AH Yes, and look at what every museum is doing with historical collections, recontextualising them in the reflection of contemporary work.

AS I remember one night hearing John Currin, Rachel Feinstein, Cecily Brown, Chris Ofili and Peter Doig having an endless conversation about a varnish on an 18th century painting, and thinking that is really interesting. What are artists thinking about in their studios as they are making art today? That makes sense to me for us to be interested in that.

AH So the rest is history and Frieze becomes a huge success; a whole ecology develops around it in London in October, and you expand first to New York, then as of this year to Los Angeles Let’s jump to where Frieze is now – and staying with this framing of an idealistic view at the centre of a move into new areas – how has the partnership with WME changed things?

AS It gave us the LA fair.

MS LA is a good example. LA is a big risk. It’s a long way away – we already do a fair in North America, is there room for another one?
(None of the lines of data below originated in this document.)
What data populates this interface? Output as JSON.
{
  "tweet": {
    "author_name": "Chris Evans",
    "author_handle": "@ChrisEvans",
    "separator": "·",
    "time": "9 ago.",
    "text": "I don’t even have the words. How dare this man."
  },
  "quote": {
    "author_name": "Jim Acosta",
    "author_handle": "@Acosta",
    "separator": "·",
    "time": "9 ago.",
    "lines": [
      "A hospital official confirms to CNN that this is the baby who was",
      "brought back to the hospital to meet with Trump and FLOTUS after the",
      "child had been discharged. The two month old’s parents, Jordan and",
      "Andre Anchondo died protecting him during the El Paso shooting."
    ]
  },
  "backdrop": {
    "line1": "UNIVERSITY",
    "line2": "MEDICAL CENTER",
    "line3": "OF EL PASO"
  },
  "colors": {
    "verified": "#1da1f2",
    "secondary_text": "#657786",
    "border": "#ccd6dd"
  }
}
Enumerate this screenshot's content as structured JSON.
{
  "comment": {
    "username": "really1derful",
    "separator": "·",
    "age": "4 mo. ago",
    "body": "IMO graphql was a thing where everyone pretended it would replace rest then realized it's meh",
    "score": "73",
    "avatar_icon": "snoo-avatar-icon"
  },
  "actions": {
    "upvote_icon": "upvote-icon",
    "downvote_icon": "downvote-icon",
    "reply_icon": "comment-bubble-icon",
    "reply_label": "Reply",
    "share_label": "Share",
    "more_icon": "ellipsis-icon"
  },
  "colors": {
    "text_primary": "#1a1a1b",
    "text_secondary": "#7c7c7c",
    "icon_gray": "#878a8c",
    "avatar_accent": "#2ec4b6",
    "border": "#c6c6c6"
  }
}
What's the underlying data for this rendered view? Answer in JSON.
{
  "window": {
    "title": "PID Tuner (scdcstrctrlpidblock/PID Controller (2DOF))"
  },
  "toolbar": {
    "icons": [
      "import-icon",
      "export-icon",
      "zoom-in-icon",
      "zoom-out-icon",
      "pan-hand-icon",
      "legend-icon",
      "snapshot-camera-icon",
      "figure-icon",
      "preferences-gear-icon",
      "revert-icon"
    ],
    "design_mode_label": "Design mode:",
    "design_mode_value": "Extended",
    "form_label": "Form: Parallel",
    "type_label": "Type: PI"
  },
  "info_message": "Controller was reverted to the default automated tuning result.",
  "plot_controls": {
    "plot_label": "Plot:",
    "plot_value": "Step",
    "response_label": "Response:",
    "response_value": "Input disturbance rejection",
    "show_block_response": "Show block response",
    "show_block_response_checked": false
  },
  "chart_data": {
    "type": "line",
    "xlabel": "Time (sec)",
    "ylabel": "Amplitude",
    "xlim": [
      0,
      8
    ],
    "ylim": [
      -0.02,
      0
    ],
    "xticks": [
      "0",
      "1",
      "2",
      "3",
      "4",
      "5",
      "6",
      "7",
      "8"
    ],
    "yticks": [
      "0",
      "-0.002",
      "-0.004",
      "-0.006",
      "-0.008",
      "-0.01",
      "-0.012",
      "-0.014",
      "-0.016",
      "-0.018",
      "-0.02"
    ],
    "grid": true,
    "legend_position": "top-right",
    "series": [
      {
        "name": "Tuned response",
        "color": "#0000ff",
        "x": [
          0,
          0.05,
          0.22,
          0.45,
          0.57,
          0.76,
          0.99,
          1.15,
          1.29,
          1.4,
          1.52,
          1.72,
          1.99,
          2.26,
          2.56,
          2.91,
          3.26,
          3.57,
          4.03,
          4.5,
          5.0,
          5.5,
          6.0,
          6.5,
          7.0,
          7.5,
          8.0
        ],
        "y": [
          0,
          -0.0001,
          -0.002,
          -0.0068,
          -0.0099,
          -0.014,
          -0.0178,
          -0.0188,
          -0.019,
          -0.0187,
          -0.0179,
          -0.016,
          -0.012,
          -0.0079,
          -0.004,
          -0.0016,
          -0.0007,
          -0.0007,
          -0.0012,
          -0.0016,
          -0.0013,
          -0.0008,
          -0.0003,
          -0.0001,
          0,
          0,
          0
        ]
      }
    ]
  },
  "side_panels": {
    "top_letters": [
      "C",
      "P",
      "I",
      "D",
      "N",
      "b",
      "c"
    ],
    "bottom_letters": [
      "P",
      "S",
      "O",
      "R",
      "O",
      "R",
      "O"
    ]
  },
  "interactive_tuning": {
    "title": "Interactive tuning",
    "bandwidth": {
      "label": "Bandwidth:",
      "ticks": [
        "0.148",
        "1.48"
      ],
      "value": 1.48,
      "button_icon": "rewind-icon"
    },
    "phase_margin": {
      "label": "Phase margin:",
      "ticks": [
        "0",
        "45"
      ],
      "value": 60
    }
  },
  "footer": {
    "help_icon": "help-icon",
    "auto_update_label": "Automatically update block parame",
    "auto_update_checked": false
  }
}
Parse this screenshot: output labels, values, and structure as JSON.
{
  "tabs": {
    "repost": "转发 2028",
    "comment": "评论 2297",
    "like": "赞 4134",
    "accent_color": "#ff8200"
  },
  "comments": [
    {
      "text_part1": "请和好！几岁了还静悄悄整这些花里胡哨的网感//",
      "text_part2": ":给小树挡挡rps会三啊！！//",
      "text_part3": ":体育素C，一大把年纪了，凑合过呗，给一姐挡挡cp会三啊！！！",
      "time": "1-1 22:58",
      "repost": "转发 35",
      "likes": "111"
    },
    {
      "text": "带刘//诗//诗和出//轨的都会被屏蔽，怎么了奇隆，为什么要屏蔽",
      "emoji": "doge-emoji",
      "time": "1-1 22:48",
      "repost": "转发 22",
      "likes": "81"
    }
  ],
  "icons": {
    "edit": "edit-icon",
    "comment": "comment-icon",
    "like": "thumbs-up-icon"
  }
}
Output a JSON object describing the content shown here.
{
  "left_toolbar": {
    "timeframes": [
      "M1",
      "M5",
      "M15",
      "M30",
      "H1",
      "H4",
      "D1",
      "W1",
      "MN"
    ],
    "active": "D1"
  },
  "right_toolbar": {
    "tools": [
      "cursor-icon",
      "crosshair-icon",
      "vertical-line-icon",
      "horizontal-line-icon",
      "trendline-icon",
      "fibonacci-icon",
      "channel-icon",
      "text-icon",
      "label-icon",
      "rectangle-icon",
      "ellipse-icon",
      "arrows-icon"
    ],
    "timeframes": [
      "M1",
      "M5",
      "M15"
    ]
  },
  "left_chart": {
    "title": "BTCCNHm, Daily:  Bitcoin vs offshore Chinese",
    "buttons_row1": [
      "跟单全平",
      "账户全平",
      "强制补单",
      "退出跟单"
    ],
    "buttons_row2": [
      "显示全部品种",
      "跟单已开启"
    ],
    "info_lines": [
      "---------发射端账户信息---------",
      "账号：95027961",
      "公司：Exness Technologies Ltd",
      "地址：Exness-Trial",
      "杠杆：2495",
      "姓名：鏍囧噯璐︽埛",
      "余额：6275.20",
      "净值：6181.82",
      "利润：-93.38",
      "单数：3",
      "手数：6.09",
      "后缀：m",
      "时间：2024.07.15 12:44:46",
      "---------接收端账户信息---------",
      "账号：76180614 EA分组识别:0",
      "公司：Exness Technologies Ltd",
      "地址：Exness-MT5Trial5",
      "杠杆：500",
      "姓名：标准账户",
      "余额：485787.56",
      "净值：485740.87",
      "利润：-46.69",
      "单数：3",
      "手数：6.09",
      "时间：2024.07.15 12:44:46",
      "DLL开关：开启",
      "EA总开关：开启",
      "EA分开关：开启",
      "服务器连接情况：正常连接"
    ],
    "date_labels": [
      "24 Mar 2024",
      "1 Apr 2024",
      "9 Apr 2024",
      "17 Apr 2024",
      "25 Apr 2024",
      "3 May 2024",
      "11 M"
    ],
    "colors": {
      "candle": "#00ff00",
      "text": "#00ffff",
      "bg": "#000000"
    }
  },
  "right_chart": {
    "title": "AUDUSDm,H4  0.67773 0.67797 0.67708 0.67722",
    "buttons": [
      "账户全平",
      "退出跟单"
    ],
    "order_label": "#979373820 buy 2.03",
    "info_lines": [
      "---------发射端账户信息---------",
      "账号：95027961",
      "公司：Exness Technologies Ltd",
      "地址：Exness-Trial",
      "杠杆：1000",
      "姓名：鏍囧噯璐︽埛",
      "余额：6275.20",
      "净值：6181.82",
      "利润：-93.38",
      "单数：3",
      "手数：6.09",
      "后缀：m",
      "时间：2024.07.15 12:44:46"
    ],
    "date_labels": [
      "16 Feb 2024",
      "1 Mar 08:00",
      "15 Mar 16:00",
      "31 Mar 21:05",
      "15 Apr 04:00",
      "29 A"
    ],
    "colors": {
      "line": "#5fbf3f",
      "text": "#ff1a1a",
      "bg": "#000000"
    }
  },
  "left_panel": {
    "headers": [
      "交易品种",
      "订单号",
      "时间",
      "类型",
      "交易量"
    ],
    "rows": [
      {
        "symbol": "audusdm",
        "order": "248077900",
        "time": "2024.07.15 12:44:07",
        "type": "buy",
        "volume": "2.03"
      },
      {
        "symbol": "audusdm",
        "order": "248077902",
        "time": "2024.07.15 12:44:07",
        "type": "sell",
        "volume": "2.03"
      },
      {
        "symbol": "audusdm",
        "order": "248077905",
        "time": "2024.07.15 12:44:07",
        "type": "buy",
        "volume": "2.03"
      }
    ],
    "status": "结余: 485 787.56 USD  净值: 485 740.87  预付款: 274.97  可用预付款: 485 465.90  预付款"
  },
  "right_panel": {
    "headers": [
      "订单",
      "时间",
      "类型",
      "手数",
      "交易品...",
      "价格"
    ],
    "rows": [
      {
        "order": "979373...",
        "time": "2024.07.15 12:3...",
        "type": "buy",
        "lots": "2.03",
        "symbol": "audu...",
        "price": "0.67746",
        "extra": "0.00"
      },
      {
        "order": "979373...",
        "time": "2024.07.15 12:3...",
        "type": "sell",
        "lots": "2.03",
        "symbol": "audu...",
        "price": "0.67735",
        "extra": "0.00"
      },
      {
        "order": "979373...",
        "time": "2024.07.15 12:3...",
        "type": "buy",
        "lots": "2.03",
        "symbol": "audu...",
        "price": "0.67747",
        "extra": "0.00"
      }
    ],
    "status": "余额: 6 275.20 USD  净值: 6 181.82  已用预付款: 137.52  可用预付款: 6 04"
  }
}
It will be expensive. How do we manage staff? We have no separate office there. But Endeavour can provide fantastic support to handle those issues. It comes down to: Frieze is a fantastic brand, what more can we do? Let’s take some risks. We were quite risk-averse when we were 100 per cent owners, and the risk was losing everything with the next gamble. Ideas are ten a penny, and once you decide to do something the execution is a lot of work.

AH So it comes back to our original question, which is how do you allow curiosity and naivety guide you when you have a big organisation? With responsibility to a large and expanding team there could be lots of reasons for those emotional decisions not to be made.

AS The partnership with Endeavour is a massive help with that in terms of opening up an appetite for risk – you can roll the dice and you have someone else to help you.

MS The American attitude of try it and fail is good. The art world is different in its focus on absolute quality. In the tech world there is the move forward and break things mentality which you can’t do in the art world.

AS While artists do it, they use the studio to develop ideas and fail and learn. Something we have achieved in growing the business has been learning from an adjacent business. You can’t ignore these things and at some point they inform your actions.

AH With October coming around again, how do you think the atmosphere in London is perceived right now?

MS Taking the temperature of a city is a bit of a fool’s mission… every gallery, artist, collector and curator has their own situation and they are rarely all aligned. What I am excited about is the incredible museum shows that will be on during Frieze – I have rarely seen such a stellar list in any city and these are always a big attraction for people to come to London in October. This year they include Kara Walker; Mark Leckey; Albert Oehlen; Anna Maria Maiolino; Rembrandt; Elizabeth Peyton; Antony Gormley; Danh Vo; Tony Cokes; Christodoulos Panayiotou and Gauguin.